▶ [WORK ITEM]:
This exercise calls for every line of the data below with the string "value" in it.

** Opening RECORDS block **

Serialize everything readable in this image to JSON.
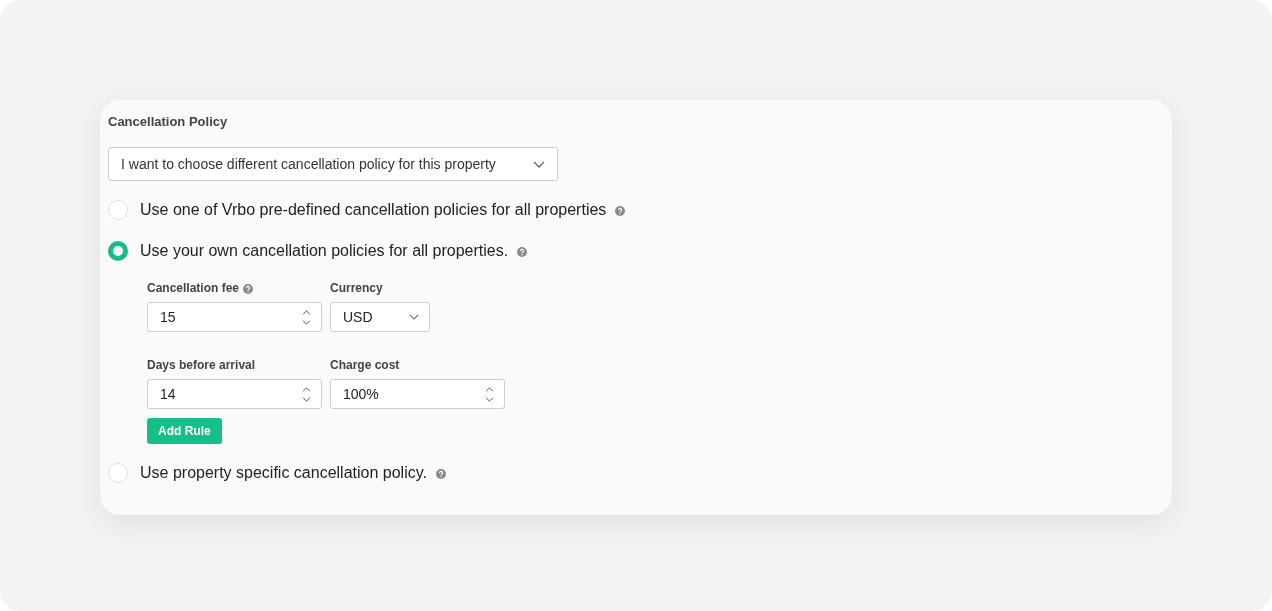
{
  "section": {
    "title": "Cancellation Policy"
  },
  "policy_select": {
    "value": "I want to choose different cancellation policy for this property"
  },
  "options": [
    {
      "label": "Use one of Vrbo pre-defined cancellation policies for all properties",
      "selected": false
    },
    {
      "label": "Use your own cancellation policies for all properties.",
      "selected": true,
      "rows": [
        [
          {
            "label": "Cancellation fee",
            "kind": "number",
            "value": "15",
            "help": true
          },
          {
            "label": "Currency",
            "kind": "select",
            "value": "USD",
            "help": false
          }
        ],
        [
          {
            "label": "Days before arrival",
            "kind": "number",
            "value": "14",
            "help": false
          },
          {
            "label": "Charge cost",
            "kind": "number",
            "value": "100%",
            "help": false
          }
        ]
      ],
      "button": "Add Rule"
    },
    {
      "label": "Use property specific cancellation policy.",
      "selected": false
    }
  ]
}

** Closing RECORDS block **

▶ [WRITTEN SOLUTION]:
    "value": "I want to choose different cancellation policy for this property"
            "value": "15",
            "value": "USD",
            "value": "14",
            "value": "100%",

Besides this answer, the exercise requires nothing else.